The American Academy of Sleep Medicine (AASM) believes that daylight saving time shifts in the spring and fall should be abolished because they bring health and safety issues.
According to the academy, changing the clocks ahead and losing an hour of sleep has risks such as an increase in car crashes and fatal crashes, a rise in missed medical appointments, a higher risk of stroke and hospital admissions, a higher risk of mood disturbances, and a disruption of the body’s internal clock that harms sleep quality and leads to sleep loss.
“For years, doctors, politicians, and the general public have been discussing the health and safety benefits of removing seasonal time changes,” said Erin Flynn-Evans, a sleep and circadian researcher and a consultant to the AASM’s Public Safety Committee.
“Research demonstrates that time changes alter the body’s circadian rhythm, or body clock, which makes it more difficult to get good sleep and has negative health and safety implications,” Flynn-Evans said in a news statement from the academy.
On Sunday, March 13, Americans will advance their clocks by one hour.
A hearing on the effects of the seasonal time shift was held this week by a panel of the United States House of Representatives, and a bill filed in the United States Senate last year would make daylight saving time permanent countrywide. More than 40 states are debating whether or not to make changes to stop the shifting.
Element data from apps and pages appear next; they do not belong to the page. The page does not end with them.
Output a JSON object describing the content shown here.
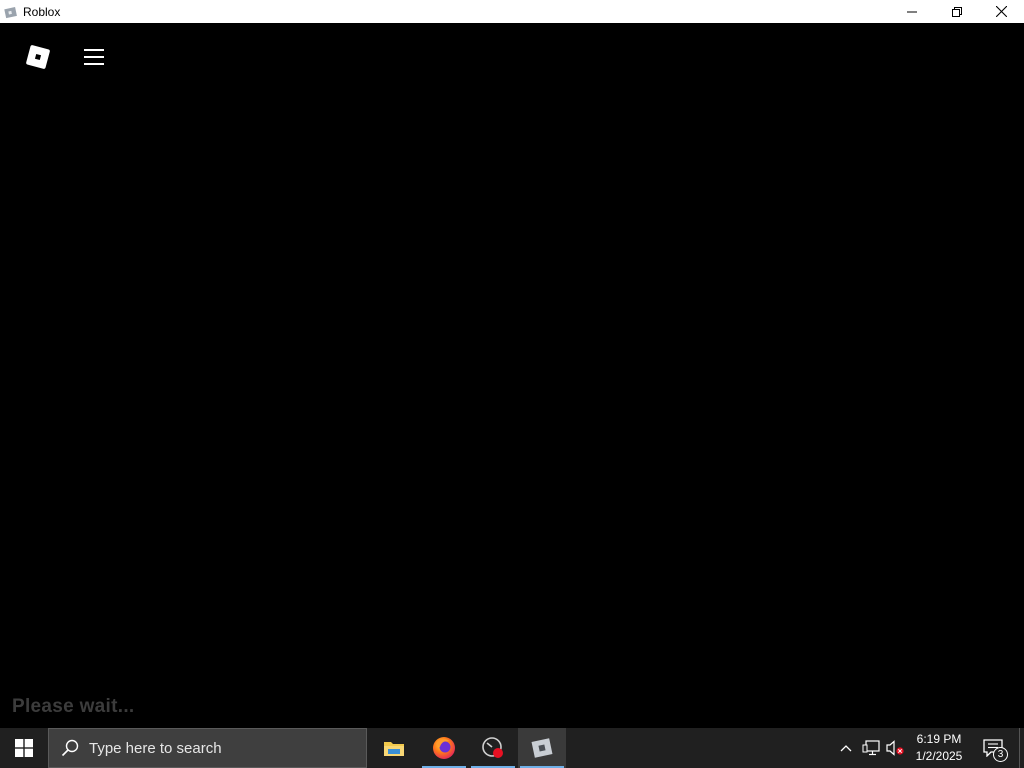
{
  "window": {
    "title": "Roblox",
    "app_icon": "roblox-icon",
    "controls": [
      "minimize-icon",
      "restore-icon",
      "close-icon"
    ]
  },
  "game": {
    "logo_icon": "roblox-logo-icon",
    "menu_icon": "hamburger-menu-icon",
    "loading_text": "Please wait..."
  },
  "taskbar": {
    "start_icon": "windows-start-icon",
    "search": {
      "icon": "search-icon",
      "placeholder": "Type here to search"
    },
    "apps": [
      {
        "name": "File Explorer",
        "icon": "folder-icon",
        "running": false,
        "active": false
      },
      {
        "name": "Firefox",
        "icon": "firefox-icon",
        "running": true,
        "active": false
      },
      {
        "name": "Recorder",
        "icon": "speedometer-record-icon",
        "running": true,
        "active": false
      },
      {
        "name": "Roblox",
        "icon": "roblox-icon",
        "running": true,
        "active": true
      }
    ],
    "tray": {
      "icons": [
        "chevron-up-icon",
        "network-icon",
        "volume-muted-icon"
      ],
      "time": "6:19 PM",
      "date": "1/2/2025",
      "notification_count": "3"
    }
  },
  "colors": {
    "taskbar_bg": "#202020",
    "accent_underline": "#6fb0e8",
    "loading_text": "#3c3c3c"
  }
}
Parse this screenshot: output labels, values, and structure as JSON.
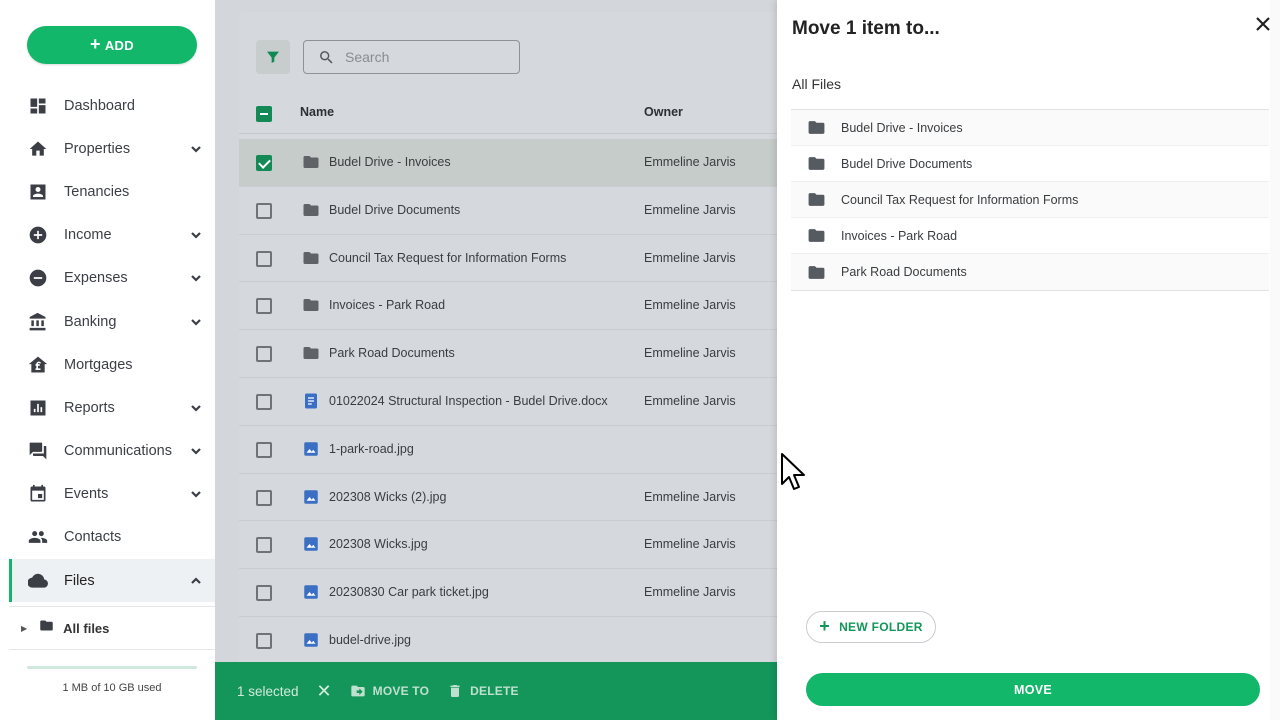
{
  "sidebar": {
    "add_label": "ADD",
    "items": [
      {
        "label": "Dashboard",
        "icon": "dashboard-icon",
        "has_chevron": false
      },
      {
        "label": "Properties",
        "icon": "home-icon",
        "has_chevron": true
      },
      {
        "label": "Tenancies",
        "icon": "contact-card-icon",
        "has_chevron": false
      },
      {
        "label": "Income",
        "icon": "plus-circle-icon",
        "has_chevron": true
      },
      {
        "label": "Expenses",
        "icon": "minus-circle-icon",
        "has_chevron": true
      },
      {
        "label": "Banking",
        "icon": "bank-icon",
        "has_chevron": true
      },
      {
        "label": "Mortgages",
        "icon": "mortgage-house-icon",
        "has_chevron": false
      },
      {
        "label": "Reports",
        "icon": "bar-chart-icon",
        "has_chevron": true
      },
      {
        "label": "Communications",
        "icon": "chat-icon",
        "has_chevron": true
      },
      {
        "label": "Events",
        "icon": "calendar-icon",
        "has_chevron": true
      },
      {
        "label": "Contacts",
        "icon": "people-icon",
        "has_chevron": false
      },
      {
        "label": "Files",
        "icon": "cloud-icon",
        "has_chevron": true,
        "active": true,
        "expanded": true
      }
    ],
    "sub_item": {
      "label": "All files",
      "icon": "folder-icon"
    },
    "storage": {
      "text": "1 MB of 10 GB used",
      "used_fraction": 0.0001
    }
  },
  "main": {
    "search_placeholder": "Search",
    "columns": {
      "name": "Name",
      "owner": "Owner"
    },
    "rows": [
      {
        "name": "Budel Drive - Invoices",
        "owner": "Emmeline Jarvis",
        "type": "folder",
        "selected": true
      },
      {
        "name": "Budel Drive Documents",
        "owner": "Emmeline Jarvis",
        "type": "folder",
        "selected": false
      },
      {
        "name": "Council Tax Request for Information Forms",
        "owner": "Emmeline Jarvis",
        "type": "folder",
        "selected": false
      },
      {
        "name": "Invoices - Park Road",
        "owner": "Emmeline Jarvis",
        "type": "folder",
        "selected": false
      },
      {
        "name": "Park Road Documents",
        "owner": "Emmeline Jarvis",
        "type": "folder",
        "selected": false
      },
      {
        "name": "01022024 Structural Inspection - Budel Drive.docx",
        "owner": "Emmeline Jarvis",
        "type": "doc",
        "selected": false
      },
      {
        "name": "1-park-road.jpg",
        "owner": "",
        "type": "image",
        "selected": false
      },
      {
        "name": "202308 Wicks (2).jpg",
        "owner": "Emmeline Jarvis",
        "type": "image",
        "selected": false
      },
      {
        "name": "202308 Wicks.jpg",
        "owner": "Emmeline Jarvis",
        "type": "image",
        "selected": false
      },
      {
        "name": "20230830 Car park ticket.jpg",
        "owner": "Emmeline Jarvis",
        "type": "image",
        "selected": false
      },
      {
        "name": "budel-drive.jpg",
        "owner": "",
        "type": "image",
        "selected": false
      }
    ],
    "action_bar": {
      "selected_text": "1 selected",
      "move_to_label": "MOVE TO",
      "delete_label": "DELETE"
    }
  },
  "move_panel": {
    "title": "Move 1 item to...",
    "breadcrumb": "All Files",
    "folders": [
      "Budel Drive - Invoices",
      "Budel Drive Documents",
      "Council Tax Request for Information Forms",
      "Invoices - Park Road",
      "Park Road Documents"
    ],
    "new_folder_label": "NEW FOLDER",
    "move_label": "MOVE"
  },
  "colors": {
    "brand_green": "#12b76a",
    "action_bar_green": "#14955a",
    "checkbox_green": "#138a55"
  }
}
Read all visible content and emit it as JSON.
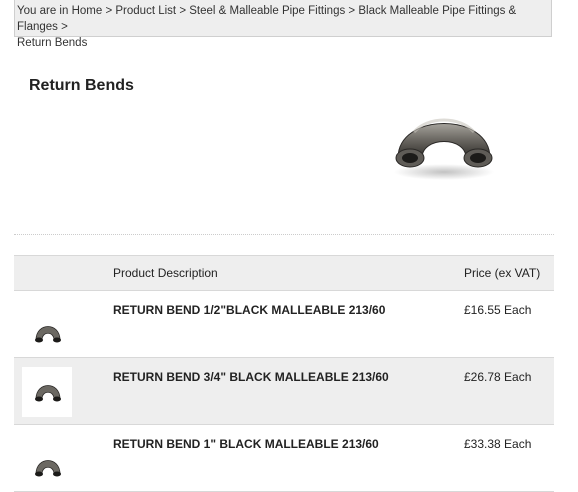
{
  "breadcrumb": {
    "prefix": "You are in",
    "items": [
      "Home",
      "Product List",
      "Steel & Malleable Pipe Fittings",
      "Black Malleable Pipe Fittings & Flanges",
      "Return Bends"
    ],
    "separator": ">"
  },
  "page": {
    "title": "Return Bends"
  },
  "table": {
    "headers": {
      "image": "",
      "description": "Product Description",
      "price": "Price (ex VAT)"
    },
    "rows": [
      {
        "description": "RETURN BEND 1/2\"BLACK MALLEABLE 213/60",
        "price": "£16.55 Each",
        "thumb_framed": false
      },
      {
        "description": "RETURN BEND 3/4\" BLACK MALLEABLE 213/60",
        "price": "£26.78 Each",
        "thumb_framed": true
      },
      {
        "description": "RETURN BEND 1\" BLACK MALLEABLE 213/60",
        "price": "£33.38 Each",
        "thumb_framed": false
      }
    ]
  },
  "colors": {
    "panel_bg": "#eeeeee",
    "border": "#d8d8d8",
    "text": "#222222"
  }
}
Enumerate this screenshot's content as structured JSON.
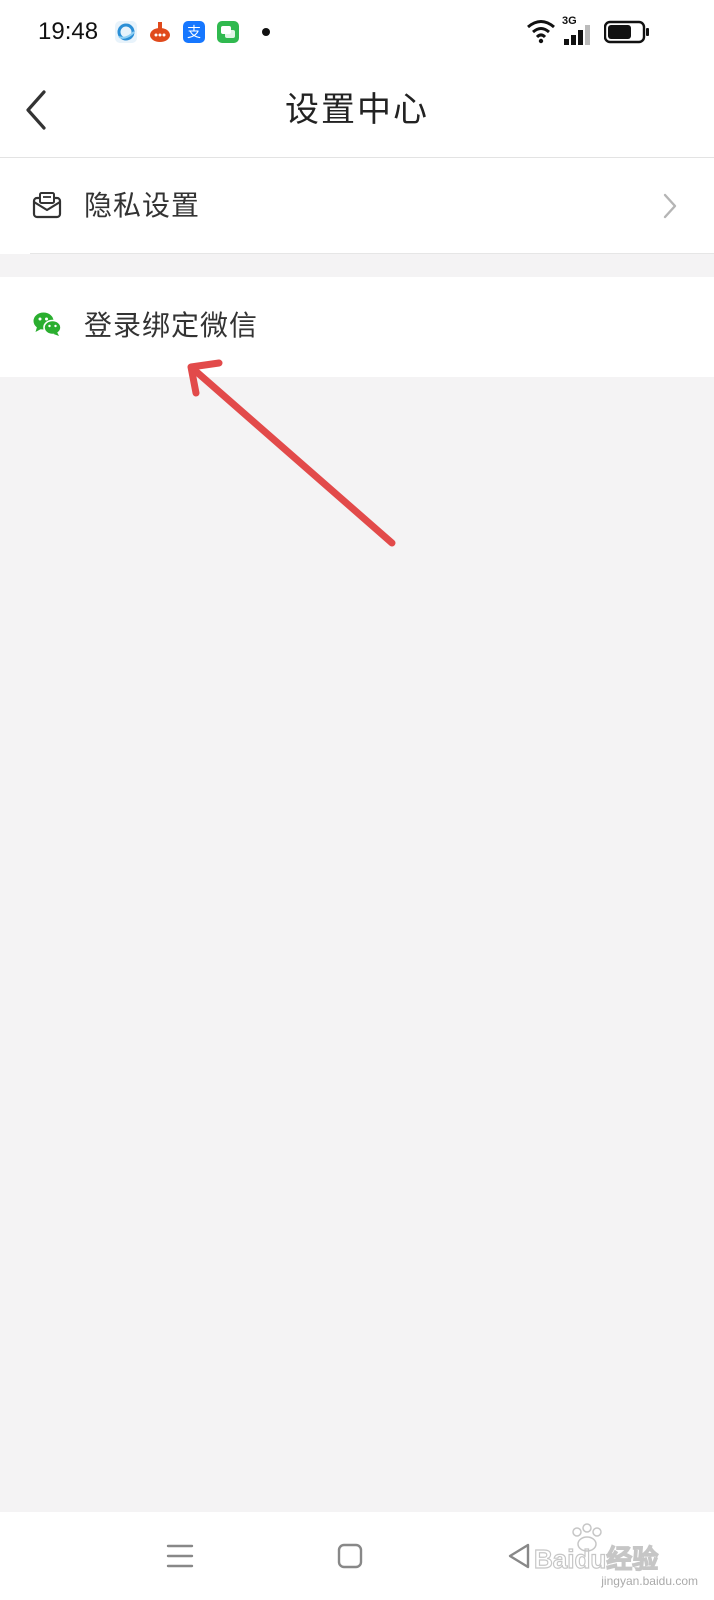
{
  "status_bar": {
    "time": "19:48",
    "app_icons": [
      "browser-icon",
      "store-icon",
      "alipay-icon",
      "messages-icon"
    ],
    "network_label": "3G",
    "battery_level": 0.7
  },
  "header": {
    "title": "设置中心",
    "back_icon": "chevron-left-icon"
  },
  "settings": {
    "items": [
      {
        "label": "隐私设置",
        "icon": "privacy-envelope-icon",
        "has_chevron": true
      },
      {
        "label": "登录绑定微信",
        "icon": "wechat-icon",
        "has_chevron": false
      }
    ]
  },
  "annotation": {
    "color": "#e24a4a"
  },
  "bottom_nav": {
    "buttons": [
      "menu-icon",
      "home-icon",
      "back-triangle-icon"
    ]
  },
  "watermark": {
    "logo_text": "Baidu经验",
    "url": "jingyan.baidu.com"
  },
  "colors": {
    "background": "#f4f3f4",
    "surface": "#ffffff",
    "wechat_green": "#2aae2f",
    "text": "#222222"
  }
}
According to the Washington Post, two specialists who spoke at the subcommittee meeting stated the seasonal disruption is harmful to sleep and connected to serious health problems.
However, the American Association for the Advancement of Science (AASM) claims that data supports the use of year-round standard time rather than daylight saving time.
“There is no doubt that ending seasonal time change is the best thing for Americans’ health,” Flynn-Evans said. “A transition to perpetual daylight time, on the other hand, would result in a misalignment between the body’s daily rhythm and the schedule of normal social commitments like work and school, resulting in greater morning darkness in the winter. As a result, year-round permanent standard time is the greatest option for closely matching the circadian sleep-wake cycle.”
The American Academy of Sleep Medicine (AASM) has these ideas to help you adjust when the clocks go forward one hour this weekend:
- Adults should get at least seven hours of sleep and teens should strive for eight hours each night before and after the time change.
- Go to bed 15 or 20 minutes earlier each night.
- In the hour before bedtime, dim your lights and minimize screen use.
- Adjust scheduling of other daily routines that are “time cues” for your body. For example, start eating dinner a little earlier each night.
- On Saturday night, set your clocks ahead one hour in the early evening. Then go to sleep at your normal bedtime.
- Go outside for some early morning sunlight on Sunday. That will help set your internal clock.
- Then, go to bed early enough on Sunday to get plenty of sleep before the work week begins Monday.
“We’re hoping to remove seasonal time adjustments in the near future,” Flynn-Evans added. “Until then, it’s critical to be aware of the health and safety implications of the time change and to plan ahead as much as possible.”